Well, it finally happened.
It’s impossible to be as public with my journey as I have been and not make contact with the outside world and all the triggers it contains from time to time. Most of the messages I’ve received from friends, family, and sometimes complete strangers, have all been very supportive, encouraging, and positive. But occasionally I stumble across something far different. And unfortunately, I happened to come across four words that hit me like a speeding train.
“You’re not really sick.”
This is something that has plagued me my entire life: the belief that I am not truly suffering. If I’m smiling and laughing, I can’t really be depressed, can I? If I’m calm and confident, I can’t really be anxious, can I? If I’m open and free, I can’t really have OCD, can I?
And it’s not because I find these disorders shameful. Some of the most beautiful people I’ve met have been afflicted with them, and several of those closest to me happen to struggle with them every day.
It’s because I don’t feel like I’m sick enough to be classified as someone who grapples with them. Part of this is due to the societal stigma surrounding mental disorders; people who deal with them are labeled as weaker; they’re classified as lesser in some way. The image a lot of people have in their heads of someone who has a mental illness usually is on the very extreme end of the spectrum. This serves to further the idea that unless you’re obviously and actively suffering, you’re not really dealing with anything.
My eating disorder started out as a desire to eat healthier and feel better. I didn’t like the way I looked and felt, so I decided to try and adopt a better lifestyle. When I went away to school, it became much easier to take this further and further. Going to the gym a couple times a week turned into going every day. Avoiding certain foods turned into blatantly refusing to eat. My weight dropped like a stone, and before I knew it, I was sobbing my eyes out in my first day of residential treatment, sitting alone on my bed and desperately still trying to convince myself and those around me that nothing was really wrong with me.
Recovery is not easy. Anyone who thinks that it is, is woefully uneducated and deluded. Every single bite is painful. Every time I make the decision to sit with having eaten rather than getting up and trying to burn it off is excruciating. Just because I manage to do both of these things does not make them simple.
And that’s where this message started to sow doubt in my mind.
“You’re not sick.”
I’ve been mostly consistent with my eating since the end of March. That’s about four months now. My weight has started the process of redistributing now that I’ve been weight restored for a while. I’ve pretty much managed to stay sedentary for the moment as required by my healthcare providers.
It’s killing me inside. But on the outside, I feel like I provide a very confident and self-assured demeanor. I fear that I appear like someone who is completely healed and worry often about what would happen if I gave into my urges and started to use behaviors again. In reality, I am scared. I am terrified. I am hurting. And now, I am angry.
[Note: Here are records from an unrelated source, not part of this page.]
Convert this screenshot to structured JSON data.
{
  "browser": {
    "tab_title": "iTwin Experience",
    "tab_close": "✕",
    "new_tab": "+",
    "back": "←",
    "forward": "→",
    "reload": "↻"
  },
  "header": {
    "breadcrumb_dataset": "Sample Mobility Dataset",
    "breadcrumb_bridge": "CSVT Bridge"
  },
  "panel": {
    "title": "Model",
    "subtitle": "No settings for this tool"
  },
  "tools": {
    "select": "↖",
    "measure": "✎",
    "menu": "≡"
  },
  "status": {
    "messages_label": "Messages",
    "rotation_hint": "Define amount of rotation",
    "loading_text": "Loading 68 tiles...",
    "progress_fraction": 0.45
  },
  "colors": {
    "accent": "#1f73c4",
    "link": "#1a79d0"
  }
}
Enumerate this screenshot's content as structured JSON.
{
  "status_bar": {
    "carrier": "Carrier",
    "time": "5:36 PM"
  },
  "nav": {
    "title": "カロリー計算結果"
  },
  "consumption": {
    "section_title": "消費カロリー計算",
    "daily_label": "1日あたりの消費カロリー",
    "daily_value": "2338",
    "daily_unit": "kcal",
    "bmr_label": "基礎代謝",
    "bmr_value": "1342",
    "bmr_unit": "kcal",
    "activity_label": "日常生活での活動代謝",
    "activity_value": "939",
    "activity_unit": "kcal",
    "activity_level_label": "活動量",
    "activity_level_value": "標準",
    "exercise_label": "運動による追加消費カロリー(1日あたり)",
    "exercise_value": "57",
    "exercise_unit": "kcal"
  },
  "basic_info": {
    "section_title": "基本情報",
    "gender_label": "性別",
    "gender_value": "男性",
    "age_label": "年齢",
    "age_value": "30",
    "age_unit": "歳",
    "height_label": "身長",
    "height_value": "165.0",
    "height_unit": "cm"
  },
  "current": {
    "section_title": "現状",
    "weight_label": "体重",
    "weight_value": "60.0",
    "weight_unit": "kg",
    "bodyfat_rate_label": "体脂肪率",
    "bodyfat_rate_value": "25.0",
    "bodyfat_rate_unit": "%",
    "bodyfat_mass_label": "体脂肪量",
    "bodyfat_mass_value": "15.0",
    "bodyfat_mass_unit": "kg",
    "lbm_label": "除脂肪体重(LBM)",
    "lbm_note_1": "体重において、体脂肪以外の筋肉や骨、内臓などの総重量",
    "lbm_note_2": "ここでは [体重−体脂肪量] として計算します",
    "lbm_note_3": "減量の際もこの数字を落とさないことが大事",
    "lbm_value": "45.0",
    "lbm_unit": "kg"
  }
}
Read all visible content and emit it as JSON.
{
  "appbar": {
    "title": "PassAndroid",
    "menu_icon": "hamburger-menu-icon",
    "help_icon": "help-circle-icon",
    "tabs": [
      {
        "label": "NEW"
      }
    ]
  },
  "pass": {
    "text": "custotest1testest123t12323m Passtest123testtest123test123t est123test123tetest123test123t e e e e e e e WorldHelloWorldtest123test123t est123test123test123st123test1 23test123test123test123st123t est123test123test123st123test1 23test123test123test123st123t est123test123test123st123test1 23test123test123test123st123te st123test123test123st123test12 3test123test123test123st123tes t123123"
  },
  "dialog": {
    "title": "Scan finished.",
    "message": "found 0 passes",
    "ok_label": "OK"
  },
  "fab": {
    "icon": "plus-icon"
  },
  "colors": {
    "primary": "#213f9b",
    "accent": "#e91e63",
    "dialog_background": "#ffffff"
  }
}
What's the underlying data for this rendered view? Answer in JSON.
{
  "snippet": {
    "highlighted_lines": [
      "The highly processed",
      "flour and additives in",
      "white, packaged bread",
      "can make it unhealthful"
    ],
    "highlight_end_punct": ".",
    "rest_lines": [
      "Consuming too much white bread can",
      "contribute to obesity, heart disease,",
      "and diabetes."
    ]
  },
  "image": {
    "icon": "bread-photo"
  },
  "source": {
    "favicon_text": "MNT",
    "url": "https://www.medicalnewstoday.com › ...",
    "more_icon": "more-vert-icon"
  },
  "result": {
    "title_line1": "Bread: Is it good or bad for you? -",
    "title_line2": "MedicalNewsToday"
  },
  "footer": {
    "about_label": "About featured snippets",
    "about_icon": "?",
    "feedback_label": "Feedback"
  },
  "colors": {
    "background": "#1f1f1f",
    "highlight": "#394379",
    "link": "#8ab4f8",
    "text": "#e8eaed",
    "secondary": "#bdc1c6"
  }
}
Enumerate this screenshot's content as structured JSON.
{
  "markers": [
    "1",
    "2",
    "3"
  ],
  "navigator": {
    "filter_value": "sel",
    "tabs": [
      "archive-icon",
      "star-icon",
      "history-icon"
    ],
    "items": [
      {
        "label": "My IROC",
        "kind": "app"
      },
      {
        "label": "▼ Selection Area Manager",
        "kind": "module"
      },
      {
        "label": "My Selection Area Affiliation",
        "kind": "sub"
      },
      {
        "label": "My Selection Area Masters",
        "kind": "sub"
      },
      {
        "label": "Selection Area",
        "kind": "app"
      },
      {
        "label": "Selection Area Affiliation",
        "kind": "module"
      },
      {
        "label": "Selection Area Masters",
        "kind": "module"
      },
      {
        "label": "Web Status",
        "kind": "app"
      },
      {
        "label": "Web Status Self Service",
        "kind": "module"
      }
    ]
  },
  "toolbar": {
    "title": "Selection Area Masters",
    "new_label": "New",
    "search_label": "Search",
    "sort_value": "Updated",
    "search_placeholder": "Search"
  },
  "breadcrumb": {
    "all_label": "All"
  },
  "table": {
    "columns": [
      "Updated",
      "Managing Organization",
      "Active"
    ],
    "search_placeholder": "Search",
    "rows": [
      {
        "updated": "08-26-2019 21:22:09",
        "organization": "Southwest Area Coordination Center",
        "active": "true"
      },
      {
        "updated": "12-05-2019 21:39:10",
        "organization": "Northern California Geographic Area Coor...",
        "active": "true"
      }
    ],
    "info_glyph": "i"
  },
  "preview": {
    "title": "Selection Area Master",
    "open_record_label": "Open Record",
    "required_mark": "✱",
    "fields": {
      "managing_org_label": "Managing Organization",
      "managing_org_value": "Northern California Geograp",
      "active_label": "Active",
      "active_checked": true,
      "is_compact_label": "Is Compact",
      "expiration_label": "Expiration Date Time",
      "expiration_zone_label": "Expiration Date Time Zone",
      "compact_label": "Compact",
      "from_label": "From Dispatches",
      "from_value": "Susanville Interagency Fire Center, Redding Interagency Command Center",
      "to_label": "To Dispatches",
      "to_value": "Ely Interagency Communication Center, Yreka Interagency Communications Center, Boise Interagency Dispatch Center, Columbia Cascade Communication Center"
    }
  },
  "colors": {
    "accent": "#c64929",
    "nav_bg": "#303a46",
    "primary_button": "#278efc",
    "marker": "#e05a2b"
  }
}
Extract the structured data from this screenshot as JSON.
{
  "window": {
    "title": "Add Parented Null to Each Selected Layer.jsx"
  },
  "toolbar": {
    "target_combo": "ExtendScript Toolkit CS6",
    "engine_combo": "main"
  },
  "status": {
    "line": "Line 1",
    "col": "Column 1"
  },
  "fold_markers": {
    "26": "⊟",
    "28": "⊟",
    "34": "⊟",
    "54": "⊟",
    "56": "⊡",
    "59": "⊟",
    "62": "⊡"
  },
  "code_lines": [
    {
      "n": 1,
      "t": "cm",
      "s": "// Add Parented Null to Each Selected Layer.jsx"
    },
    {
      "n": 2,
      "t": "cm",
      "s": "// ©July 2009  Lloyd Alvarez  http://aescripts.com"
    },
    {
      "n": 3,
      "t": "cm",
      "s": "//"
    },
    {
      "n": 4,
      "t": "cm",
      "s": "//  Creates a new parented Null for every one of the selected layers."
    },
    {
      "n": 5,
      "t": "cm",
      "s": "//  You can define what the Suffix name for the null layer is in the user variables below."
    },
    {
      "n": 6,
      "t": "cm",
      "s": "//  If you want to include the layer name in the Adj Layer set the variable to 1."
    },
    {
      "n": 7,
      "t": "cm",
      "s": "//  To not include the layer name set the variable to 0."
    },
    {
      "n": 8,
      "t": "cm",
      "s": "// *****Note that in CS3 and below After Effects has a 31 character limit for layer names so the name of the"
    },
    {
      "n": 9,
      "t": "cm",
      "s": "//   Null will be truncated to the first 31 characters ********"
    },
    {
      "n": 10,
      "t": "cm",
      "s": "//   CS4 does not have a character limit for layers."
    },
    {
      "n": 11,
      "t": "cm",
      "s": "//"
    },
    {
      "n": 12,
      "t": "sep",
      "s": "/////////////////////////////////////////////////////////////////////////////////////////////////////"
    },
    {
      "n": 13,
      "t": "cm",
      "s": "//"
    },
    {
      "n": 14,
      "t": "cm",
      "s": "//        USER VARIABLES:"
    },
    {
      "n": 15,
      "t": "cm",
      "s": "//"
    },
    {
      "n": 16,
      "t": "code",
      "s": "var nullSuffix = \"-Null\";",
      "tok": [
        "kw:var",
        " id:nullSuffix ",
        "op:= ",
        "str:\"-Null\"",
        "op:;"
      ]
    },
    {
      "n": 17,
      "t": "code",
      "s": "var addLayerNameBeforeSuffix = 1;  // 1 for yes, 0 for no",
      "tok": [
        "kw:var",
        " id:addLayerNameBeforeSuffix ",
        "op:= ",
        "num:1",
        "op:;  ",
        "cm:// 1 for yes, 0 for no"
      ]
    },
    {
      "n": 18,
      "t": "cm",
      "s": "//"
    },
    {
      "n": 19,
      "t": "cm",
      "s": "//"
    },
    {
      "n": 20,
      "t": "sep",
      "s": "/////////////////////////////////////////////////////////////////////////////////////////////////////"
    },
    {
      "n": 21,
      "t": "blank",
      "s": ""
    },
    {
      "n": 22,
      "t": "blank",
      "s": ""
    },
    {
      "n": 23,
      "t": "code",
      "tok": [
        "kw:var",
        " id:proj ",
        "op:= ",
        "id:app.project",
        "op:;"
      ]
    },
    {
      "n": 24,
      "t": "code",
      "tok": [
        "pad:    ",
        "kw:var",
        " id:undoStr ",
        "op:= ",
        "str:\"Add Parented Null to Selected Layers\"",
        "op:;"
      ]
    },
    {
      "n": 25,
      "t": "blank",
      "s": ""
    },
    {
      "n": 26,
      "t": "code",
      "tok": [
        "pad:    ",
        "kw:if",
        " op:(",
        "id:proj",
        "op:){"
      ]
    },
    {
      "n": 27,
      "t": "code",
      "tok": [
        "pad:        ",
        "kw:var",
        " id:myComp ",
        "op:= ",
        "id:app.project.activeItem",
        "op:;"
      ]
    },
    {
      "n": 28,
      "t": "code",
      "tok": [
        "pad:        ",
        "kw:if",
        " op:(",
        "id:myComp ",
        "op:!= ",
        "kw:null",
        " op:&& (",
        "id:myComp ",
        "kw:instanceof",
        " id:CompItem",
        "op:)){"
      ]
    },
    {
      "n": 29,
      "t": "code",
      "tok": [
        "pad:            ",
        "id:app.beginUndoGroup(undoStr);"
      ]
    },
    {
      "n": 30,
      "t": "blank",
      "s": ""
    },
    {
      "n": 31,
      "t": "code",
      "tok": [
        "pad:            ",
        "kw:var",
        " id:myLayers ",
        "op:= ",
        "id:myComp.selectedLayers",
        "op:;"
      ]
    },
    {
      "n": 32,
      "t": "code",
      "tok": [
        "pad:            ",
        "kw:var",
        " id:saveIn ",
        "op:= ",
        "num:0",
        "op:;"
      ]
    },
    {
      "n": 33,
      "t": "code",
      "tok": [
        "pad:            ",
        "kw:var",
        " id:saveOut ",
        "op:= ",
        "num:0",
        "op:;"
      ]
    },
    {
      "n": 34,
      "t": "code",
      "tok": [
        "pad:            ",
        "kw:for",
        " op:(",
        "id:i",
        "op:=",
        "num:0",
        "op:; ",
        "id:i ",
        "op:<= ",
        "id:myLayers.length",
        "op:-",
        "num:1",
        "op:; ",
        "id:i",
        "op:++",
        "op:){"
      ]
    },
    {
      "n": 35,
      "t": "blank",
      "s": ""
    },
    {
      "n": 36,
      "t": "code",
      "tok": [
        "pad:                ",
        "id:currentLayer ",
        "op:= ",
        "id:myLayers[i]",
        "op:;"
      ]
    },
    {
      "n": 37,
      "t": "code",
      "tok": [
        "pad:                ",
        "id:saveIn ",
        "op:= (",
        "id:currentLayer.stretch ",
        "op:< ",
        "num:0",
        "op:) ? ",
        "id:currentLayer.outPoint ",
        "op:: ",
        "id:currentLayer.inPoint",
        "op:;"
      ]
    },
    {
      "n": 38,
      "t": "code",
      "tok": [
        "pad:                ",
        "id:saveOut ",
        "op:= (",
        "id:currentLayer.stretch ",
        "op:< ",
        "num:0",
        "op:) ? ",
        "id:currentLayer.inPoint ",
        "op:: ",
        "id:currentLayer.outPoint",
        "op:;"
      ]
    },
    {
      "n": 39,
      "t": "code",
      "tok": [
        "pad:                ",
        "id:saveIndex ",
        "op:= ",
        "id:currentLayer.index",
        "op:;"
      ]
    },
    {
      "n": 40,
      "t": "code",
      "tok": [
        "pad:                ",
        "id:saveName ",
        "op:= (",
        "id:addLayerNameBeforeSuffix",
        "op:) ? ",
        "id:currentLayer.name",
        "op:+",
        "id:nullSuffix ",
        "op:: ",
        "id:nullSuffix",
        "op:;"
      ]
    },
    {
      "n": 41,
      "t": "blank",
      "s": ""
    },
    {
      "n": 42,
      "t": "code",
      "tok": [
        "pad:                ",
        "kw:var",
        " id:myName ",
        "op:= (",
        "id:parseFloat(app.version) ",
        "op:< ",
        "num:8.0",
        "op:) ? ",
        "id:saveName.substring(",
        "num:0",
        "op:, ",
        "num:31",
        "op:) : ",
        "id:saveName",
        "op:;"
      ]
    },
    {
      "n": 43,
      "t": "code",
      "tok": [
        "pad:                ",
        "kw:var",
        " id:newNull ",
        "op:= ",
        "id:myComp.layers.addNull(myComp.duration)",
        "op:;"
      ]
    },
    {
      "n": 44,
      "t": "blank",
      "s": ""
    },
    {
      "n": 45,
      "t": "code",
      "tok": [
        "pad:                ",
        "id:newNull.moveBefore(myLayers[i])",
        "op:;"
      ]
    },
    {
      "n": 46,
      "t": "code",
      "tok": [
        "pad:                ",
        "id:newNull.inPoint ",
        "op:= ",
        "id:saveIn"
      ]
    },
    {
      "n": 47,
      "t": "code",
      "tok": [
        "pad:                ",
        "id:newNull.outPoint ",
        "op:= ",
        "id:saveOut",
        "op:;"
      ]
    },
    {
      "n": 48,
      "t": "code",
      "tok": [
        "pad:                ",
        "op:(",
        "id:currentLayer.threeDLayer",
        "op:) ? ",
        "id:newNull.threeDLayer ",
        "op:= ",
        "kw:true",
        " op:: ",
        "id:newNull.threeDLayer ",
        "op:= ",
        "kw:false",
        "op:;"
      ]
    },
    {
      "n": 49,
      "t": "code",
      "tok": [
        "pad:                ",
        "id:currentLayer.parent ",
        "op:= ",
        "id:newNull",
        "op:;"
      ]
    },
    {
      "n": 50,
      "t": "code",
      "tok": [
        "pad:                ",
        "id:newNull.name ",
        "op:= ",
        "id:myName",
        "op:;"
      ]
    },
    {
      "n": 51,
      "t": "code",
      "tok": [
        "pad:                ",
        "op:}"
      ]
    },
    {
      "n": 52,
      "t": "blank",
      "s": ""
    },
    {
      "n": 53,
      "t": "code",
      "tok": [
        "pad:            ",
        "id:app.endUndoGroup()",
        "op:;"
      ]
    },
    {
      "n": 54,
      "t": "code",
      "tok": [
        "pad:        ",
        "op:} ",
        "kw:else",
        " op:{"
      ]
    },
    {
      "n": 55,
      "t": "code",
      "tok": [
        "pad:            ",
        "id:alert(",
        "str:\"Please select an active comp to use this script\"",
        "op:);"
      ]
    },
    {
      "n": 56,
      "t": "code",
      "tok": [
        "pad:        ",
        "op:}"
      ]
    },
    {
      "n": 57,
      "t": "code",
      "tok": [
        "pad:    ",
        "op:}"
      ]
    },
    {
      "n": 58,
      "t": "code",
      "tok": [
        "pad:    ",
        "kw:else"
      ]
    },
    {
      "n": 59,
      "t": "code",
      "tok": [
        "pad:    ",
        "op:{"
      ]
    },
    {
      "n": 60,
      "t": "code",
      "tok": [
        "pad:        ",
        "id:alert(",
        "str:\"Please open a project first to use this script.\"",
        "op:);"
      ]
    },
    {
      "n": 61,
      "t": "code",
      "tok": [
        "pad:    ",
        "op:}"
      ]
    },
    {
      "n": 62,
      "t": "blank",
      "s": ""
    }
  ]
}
I’m here to stand up for myself.
“You’re not really sick.”
Would you like to see the piece of paper handed to me by a medical professional that diagnoses me with anorexia nervosa? Would you like me to recount to you all the times I refused to eat or supplement because the idea of putting anything into my body was physically painful? Would you like to spend some time inside my head with all the torturous thoughts that create a sort of minefield that’s damn near impossible to navigate? Would you like to wake up in the morning and have your first feeling be disgust? Would you like to spend hours agonizing over the shape of your body, trying desperately to convince yourself that you are not doomed to look like this forever? Would you like to want to be acutely ill again, even though that means leaving behind all of the freedoms and experiences that come with regaining health? Would you like to have weekly appointments with a treatment team to try and prevent a full-on relapse? Would you like to sometimes cry yourself to sleep because you’re so upset about having eaten? Would you like to stare at food and watch it turn into numbers and have your brain consumed by calculations? Would you like to believe that you are ugly, disgusting, and worthless? Would you like to often feel so sad that the horrific life you were living when you were very sick seems pleasant and happy?
I may be in the process of recovery. Hell, I’m kicking recovery’s ass. I’m not gonna be shy about that truth. Back in March I decided that I was tired of letting anorexia rule my life. Sure, it hasn’t been perfect. I’ve had slip ups and made mistakes. I’m only human.
But that does not mean that I am not still sick. Having an eating disorder is lifelong. You may physically recover from it, and you may gain the mental power to silence your demons, but it will always be a part of you. This is the sad reality of many mental illnesses.
How dare you insinuate that what I have gone through, and continue to go through each and every second of the day, is not real?
You are the epitome of what is wrong with society’s perception of mental illness. You are misinformed, uneducated, self-absorbed, and ridiculously, ridiculously wrong.
Don’t let anyone speak to you this way. Never doubt that what you are feeling is real, and if you feel as though you need help, please do not be afraid to ask for it. Much love ❤